Originally Posted by MalcolmAmos
Point - do not know why he went to the flat chords.
I think the answer to "why" has to do with how we think of a Blues chord progression...or, more specifically, how most musicians don't
think of it!
It's all well & good to think of the harmonic functions of the chord changes in precise musical terms, but it's also really important to think more abstractly about how non-musician listeners hear
those harmonic functions:
- Your tonic chord(s) sound stable, comforting, like home.
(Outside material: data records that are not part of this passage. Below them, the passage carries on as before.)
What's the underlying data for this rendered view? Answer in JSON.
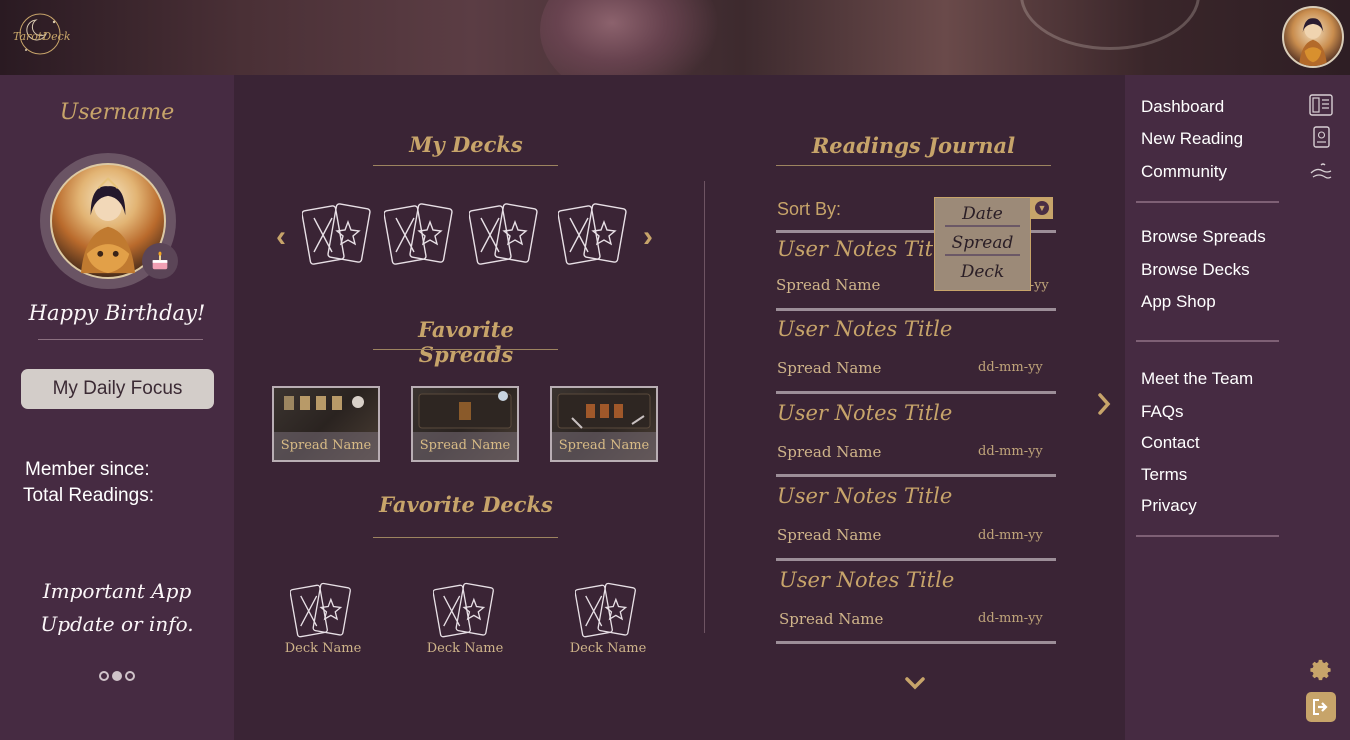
{
  "header": {
    "logo_text": "TarotDeck"
  },
  "left": {
    "username": "Username",
    "birthday": "Happy Birthday!",
    "focus_button": "My Daily Focus",
    "member_since": "Member since:",
    "total_readings": "Total Readings:",
    "update_line1": "Important App",
    "update_line2": "Update or info."
  },
  "decks": {
    "title": "My Decks"
  },
  "spreads": {
    "title": "Favorite Spreads",
    "items": [
      {
        "label": "Spread Name"
      },
      {
        "label": "Spread Name"
      },
      {
        "label": "Spread Name"
      }
    ]
  },
  "fav_decks": {
    "title": "Favorite Decks",
    "items": [
      {
        "label": "Deck Name"
      },
      {
        "label": "Deck Name"
      },
      {
        "label": "Deck Name"
      }
    ]
  },
  "journal": {
    "title": "Readings Journal",
    "sort_label": "Sort By:",
    "sort_options": [
      "Date",
      "Spread",
      "Deck"
    ],
    "entries": [
      {
        "title": "User Notes Title",
        "spread": "Spread Name",
        "date": "dd-mm-yy"
      },
      {
        "title": "User Notes Title",
        "spread": "Spread Name",
        "date": "dd-mm-yy"
      },
      {
        "title": "User Notes Title",
        "spread": "Spread Name",
        "date": "dd-mm-yy"
      },
      {
        "title": "User Notes Title",
        "spread": "Spread Name",
        "date": "dd-mm-yy"
      },
      {
        "title": "User Notes Title",
        "spread": "Spread Name",
        "date": "dd-mm-yy"
      }
    ]
  },
  "nav": {
    "group1": [
      "Dashboard",
      "New Reading",
      "Community"
    ],
    "group2": [
      "Browse Spreads",
      "Browse Decks",
      "App Shop"
    ],
    "group3": [
      "Meet the Team",
      "FAQs",
      "Contact",
      "Terms",
      "Privacy"
    ]
  },
  "colors": {
    "accent_gold": "#c7a46a",
    "sidebar_bg": "#462b42",
    "main_bg": "#3a2435"
  }
}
They're "this thing"
- Your subdominant chord(s) sound a bit less stable, less comforting...they're definitely "this other
thing" that's a bit different from home
- Your dominant chord(s) and or all substitutions sound as far away from home as you can possibly get; they are very conspicuously "not that first thing at all!"
So in this abstract layperson perception, a Blues progression simply goes Some Of This, Some Of This Other
Thing, Some More Of This Again, and then This Whole Different Thing Entirely.
context, Bb and Eb major triads in the key of C definitely fullfill the Whole Different Thing Entirely criteria.